- _What you should do_
Could you return all of the records exactly as they stand?
◇ ◇ ◇ ◇
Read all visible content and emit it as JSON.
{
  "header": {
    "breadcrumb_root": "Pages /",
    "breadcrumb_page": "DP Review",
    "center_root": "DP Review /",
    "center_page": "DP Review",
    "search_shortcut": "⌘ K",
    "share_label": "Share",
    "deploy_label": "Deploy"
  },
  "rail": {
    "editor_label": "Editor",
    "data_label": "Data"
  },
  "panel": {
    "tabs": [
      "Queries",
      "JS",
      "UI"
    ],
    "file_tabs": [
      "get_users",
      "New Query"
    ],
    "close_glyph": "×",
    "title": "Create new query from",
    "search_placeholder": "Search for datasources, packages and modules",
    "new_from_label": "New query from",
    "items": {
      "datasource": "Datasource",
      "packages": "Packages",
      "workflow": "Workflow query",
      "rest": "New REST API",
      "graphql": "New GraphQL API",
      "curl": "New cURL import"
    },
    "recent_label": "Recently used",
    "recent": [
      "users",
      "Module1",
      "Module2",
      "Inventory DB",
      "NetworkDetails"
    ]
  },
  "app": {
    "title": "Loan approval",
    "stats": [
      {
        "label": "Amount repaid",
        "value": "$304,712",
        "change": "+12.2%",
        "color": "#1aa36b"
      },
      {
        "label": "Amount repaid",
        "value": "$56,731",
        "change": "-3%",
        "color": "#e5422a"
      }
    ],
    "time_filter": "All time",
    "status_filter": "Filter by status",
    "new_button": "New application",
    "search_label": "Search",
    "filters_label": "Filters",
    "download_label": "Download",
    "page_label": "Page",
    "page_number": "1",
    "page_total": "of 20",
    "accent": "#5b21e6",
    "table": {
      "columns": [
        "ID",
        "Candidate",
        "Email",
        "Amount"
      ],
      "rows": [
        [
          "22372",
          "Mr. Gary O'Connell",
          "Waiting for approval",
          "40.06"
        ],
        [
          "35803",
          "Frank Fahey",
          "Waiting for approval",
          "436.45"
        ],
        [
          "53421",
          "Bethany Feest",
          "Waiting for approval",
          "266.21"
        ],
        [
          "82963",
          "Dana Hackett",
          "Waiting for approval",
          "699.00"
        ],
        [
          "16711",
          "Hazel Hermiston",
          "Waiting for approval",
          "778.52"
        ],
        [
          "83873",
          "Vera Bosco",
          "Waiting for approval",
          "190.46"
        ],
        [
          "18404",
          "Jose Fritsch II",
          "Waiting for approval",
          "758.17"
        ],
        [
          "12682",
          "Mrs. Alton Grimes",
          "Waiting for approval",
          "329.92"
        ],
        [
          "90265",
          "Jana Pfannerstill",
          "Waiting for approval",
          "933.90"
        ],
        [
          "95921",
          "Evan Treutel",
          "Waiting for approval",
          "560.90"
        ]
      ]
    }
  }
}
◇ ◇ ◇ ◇
- _Completed task_
Read all visible content and emit it as JSON.
{
  "header": {
    "breadcrumb_root": "Pages /",
    "breadcrumb_page": "DP Review",
    "center_root": "DP Review /",
    "center_page": "DP Review",
    "search_shortcut": "⌘ K",
    "share_label": "Share",
    "deploy_label": "Deploy"
  },
  "rail": {
    "editor_label": "Editor",
    "data_label": "Data"
  },
  "panel": {
    "tabs": [
      "Queries",
      "JS",
      "UI"
    ],
    "file_tabs": [
      "get_users",
      "New Query"
    ],
    "close_glyph": "×",
    "title": "Create new query from",
    "search_placeholder": "Search for datasources, packages and modules",
    "new_from_label": "New query from",
    "items": {
      "datasource": "Datasource",
      "packages": "Packages",
      "workflow": "Workflow query",
      "rest": "New REST API",
      "graphql": "New GraphQL API",
      "curl": "New cURL import"
    },
    "recent_label": "Recently used",
    "recent": [
      "users",
      "Module1",
      "Module2",
      "Inventory DB",
      "NetworkDetails"
    ]
  },
  "app": {
    "title": "Loan approval",
    "stats": [
      {
        "label": "Amount repaid",
        "value": "$304,712",
        "change": "+12.2%",
        "color": "#1aa36b"
      },
      {
        "label": "Amount repaid",
        "value": "$56,731",
        "change": "-3%",
        "color": "#e5422a"
      }
    ],
    "time_filter": "All time",
    "status_filter": "Filter by status",
    "new_button": "New application",
    "search_label": "Search",
    "filters_label": "Filters",
    "download_label": "Download",
    "page_label": "Page",
    "page_number": "1",
    "page_total": "of 20",
    "accent": "#5b21e6",
    "table": {
      "columns": [
        "ID",
        "Candidate",
        "Email",
        "Amount"
      ],
      "rows": [
        [
          "22372",
          "Mr. Gary O'Connell",
          "Waiting for approval",
          "40.06"
        ],
        [
          "35803",
          "Frank Fahey",
          "Waiting for approval",
          "436.45"
        ],
        [
          "53421",
          "Bethany Feest",
          "Waiting for approval",
          "266.21"
        ],
        [
          "82963",
          "Dana Hackett",
          "Waiting for approval",
          "699.00"
        ],
        [
          "16711",
          "Hazel Hermiston",
          "Waiting for approval",
          "778.52"
        ],
        [
          "83873",
          "Vera Bosco",
          "Waiting for approval",
          "190.46"
        ],
        [
          "18404",
          "Jose Fritsch II",
          "Waiting for approval",
          "758.17"
        ],
        [
          "12682",
          "Mrs. Alton Grimes",
          "Waiting for approval",
          "329.92"
        ],
        [
          "90265",
          "Jana Pfannerstill",
          "Waiting for approval",
          "933.90"
        ],
        [
          "95921",
          "Evan Treutel",
          "Waiting for approval",
          "560.90"
        ]
      ]
    }
  }
}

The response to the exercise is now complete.